The brick moulding process unique to New England is called Water-struck. In this process, very high moisture content surface alluvial clay is pressed into moulds. Water is the lubricant used to release the wet clay from the hardwood moulds. The resultant trowelling effect body as the wet clay slides out leaves behind a textural patina after firing that has never quite been duplicated by any other brick making process.
Locally in New England, because Waterstruck was the most prevalent moulded brick on the scene, the lore of its virtual indestructibility was attributed to its manufacturing process. The reality is that the exceptional durability of this type of brick is due to its superior absorption rate and high compressive strength – both a function of the alluvial clay deposited near the earth’s surface by the recession of the last glaciers at the end of the Ice Age.
Water-struck brick has frequently been mistakenly thought of as a vehicle for designs expressing limited architectural styles such as Colonial, Georgian, Richardsonian, Victorian and sometimes Neo-Tudor or even Neo-Georgian. This view ignores Saarinen’s avant-garde 1955 design of the MIT Chapel with water-struck brick. And, of course, Louis Kahn’s Class of 1945 Library at Phillips Exeter, designed with water-struck brick in the mid-1960s remains to this day an icon of Modern Architecture.
The Proven Durability of Water-struck Brick
Although the exact date of its origin is obscure, it is known to pre-date 1677.
Source: Medford Historical Society, 1989/ Photo Wikipedia.
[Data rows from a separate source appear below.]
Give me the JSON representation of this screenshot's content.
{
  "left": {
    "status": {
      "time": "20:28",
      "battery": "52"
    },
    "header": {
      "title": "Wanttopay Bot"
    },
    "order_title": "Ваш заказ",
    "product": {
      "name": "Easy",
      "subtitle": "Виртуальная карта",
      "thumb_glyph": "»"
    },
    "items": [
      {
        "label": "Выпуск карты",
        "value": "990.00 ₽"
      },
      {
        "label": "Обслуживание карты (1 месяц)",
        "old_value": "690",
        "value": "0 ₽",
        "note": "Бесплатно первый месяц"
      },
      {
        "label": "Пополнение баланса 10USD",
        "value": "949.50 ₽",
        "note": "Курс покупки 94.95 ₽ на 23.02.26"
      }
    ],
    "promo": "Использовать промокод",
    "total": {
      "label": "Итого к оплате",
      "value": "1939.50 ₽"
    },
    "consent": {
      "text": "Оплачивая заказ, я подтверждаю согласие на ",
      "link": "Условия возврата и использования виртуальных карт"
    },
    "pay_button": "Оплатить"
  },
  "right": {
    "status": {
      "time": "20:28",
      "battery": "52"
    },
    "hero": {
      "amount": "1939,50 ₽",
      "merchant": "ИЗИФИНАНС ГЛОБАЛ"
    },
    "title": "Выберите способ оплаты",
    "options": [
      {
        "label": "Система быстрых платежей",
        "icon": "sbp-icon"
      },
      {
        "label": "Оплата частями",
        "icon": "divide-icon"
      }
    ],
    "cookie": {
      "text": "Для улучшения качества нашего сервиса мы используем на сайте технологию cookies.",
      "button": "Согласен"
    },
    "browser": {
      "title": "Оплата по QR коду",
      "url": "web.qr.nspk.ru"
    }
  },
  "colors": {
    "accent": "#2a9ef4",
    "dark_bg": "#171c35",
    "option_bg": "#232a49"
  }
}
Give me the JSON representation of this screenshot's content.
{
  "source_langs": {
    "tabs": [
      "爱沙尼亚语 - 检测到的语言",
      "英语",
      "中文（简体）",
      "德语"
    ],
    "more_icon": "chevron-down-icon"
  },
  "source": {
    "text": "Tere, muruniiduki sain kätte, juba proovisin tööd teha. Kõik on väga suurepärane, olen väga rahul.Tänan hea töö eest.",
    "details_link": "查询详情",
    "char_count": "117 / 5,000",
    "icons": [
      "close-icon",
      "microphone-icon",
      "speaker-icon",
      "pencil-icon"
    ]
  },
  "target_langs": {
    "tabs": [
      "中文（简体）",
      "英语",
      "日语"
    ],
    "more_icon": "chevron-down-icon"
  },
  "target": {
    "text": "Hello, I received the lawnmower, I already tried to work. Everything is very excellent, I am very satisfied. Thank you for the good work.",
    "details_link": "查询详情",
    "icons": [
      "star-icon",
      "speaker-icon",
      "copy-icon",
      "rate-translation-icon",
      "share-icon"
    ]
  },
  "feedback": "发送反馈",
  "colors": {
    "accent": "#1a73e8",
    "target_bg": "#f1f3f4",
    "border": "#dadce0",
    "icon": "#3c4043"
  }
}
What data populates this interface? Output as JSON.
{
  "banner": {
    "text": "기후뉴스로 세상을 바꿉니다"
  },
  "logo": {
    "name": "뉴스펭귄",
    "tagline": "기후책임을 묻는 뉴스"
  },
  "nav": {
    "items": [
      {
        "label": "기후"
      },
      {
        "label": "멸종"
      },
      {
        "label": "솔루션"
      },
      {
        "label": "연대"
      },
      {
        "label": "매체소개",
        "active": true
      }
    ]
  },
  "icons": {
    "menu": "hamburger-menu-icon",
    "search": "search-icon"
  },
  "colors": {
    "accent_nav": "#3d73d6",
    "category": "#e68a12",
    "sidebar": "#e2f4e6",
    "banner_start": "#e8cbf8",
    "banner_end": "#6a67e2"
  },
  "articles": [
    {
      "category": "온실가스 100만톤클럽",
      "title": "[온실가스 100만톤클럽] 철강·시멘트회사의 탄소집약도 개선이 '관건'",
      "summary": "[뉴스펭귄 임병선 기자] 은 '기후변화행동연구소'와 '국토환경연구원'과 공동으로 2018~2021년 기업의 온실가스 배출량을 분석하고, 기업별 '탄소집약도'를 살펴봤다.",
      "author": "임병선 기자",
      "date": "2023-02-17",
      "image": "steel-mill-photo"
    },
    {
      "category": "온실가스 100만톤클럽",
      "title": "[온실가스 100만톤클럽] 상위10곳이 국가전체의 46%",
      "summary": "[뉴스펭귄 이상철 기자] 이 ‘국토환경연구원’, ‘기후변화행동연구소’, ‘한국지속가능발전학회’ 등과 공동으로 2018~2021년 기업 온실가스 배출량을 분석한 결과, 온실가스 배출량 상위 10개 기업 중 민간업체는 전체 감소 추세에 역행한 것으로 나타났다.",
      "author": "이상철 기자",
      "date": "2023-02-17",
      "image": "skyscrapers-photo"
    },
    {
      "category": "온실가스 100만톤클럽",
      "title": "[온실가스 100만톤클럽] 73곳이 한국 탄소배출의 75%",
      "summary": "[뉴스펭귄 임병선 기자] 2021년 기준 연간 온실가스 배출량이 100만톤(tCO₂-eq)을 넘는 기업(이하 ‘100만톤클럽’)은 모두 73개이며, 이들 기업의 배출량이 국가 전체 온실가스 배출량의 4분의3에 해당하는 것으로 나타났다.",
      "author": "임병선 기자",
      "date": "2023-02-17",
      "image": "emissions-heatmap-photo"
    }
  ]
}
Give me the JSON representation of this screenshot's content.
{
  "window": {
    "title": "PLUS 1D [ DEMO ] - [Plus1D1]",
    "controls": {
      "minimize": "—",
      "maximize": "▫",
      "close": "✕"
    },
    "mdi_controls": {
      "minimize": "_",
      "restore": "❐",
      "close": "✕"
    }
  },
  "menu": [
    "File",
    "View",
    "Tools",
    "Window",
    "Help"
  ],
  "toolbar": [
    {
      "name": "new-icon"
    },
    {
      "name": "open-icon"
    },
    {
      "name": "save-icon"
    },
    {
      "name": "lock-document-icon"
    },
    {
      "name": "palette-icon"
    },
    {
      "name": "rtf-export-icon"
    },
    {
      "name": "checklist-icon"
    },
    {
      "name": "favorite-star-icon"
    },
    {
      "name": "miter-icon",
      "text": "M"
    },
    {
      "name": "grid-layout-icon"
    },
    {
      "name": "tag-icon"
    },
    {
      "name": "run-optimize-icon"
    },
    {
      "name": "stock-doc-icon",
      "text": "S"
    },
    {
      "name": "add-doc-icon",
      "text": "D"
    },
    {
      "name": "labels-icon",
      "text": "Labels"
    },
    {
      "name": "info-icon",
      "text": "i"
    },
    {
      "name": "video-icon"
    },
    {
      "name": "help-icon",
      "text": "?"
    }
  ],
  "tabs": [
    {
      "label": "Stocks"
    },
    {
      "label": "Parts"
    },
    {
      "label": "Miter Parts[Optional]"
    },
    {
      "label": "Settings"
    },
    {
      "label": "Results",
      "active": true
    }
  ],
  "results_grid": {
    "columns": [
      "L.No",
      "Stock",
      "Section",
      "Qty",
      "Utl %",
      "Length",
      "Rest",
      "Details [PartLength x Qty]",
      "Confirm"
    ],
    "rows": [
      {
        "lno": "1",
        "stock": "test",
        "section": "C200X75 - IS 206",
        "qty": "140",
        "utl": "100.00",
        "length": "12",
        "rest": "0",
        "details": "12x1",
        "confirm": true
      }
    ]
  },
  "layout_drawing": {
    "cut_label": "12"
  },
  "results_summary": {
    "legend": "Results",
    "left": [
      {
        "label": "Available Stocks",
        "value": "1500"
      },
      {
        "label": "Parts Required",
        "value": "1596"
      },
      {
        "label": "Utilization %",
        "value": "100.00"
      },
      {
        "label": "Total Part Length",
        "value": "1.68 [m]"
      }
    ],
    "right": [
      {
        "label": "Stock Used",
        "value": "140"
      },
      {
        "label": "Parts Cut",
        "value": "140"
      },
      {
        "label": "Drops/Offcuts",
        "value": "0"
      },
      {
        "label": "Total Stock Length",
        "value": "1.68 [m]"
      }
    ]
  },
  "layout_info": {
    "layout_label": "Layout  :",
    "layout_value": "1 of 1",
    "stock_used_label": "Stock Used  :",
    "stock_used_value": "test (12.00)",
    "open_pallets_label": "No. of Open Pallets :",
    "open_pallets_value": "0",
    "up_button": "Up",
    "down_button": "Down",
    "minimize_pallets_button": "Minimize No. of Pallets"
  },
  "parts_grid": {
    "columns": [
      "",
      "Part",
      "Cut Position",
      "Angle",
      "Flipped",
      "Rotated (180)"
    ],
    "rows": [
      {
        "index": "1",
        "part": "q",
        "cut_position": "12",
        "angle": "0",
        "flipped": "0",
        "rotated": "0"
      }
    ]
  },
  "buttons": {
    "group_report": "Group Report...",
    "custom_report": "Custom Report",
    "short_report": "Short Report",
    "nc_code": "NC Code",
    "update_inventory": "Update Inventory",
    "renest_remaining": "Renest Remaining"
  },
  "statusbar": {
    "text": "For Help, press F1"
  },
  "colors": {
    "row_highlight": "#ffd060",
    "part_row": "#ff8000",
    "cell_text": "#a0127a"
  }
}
Test results below indicate why water-struck brick manufacturers for over 300 years
Article from Vermont Brick.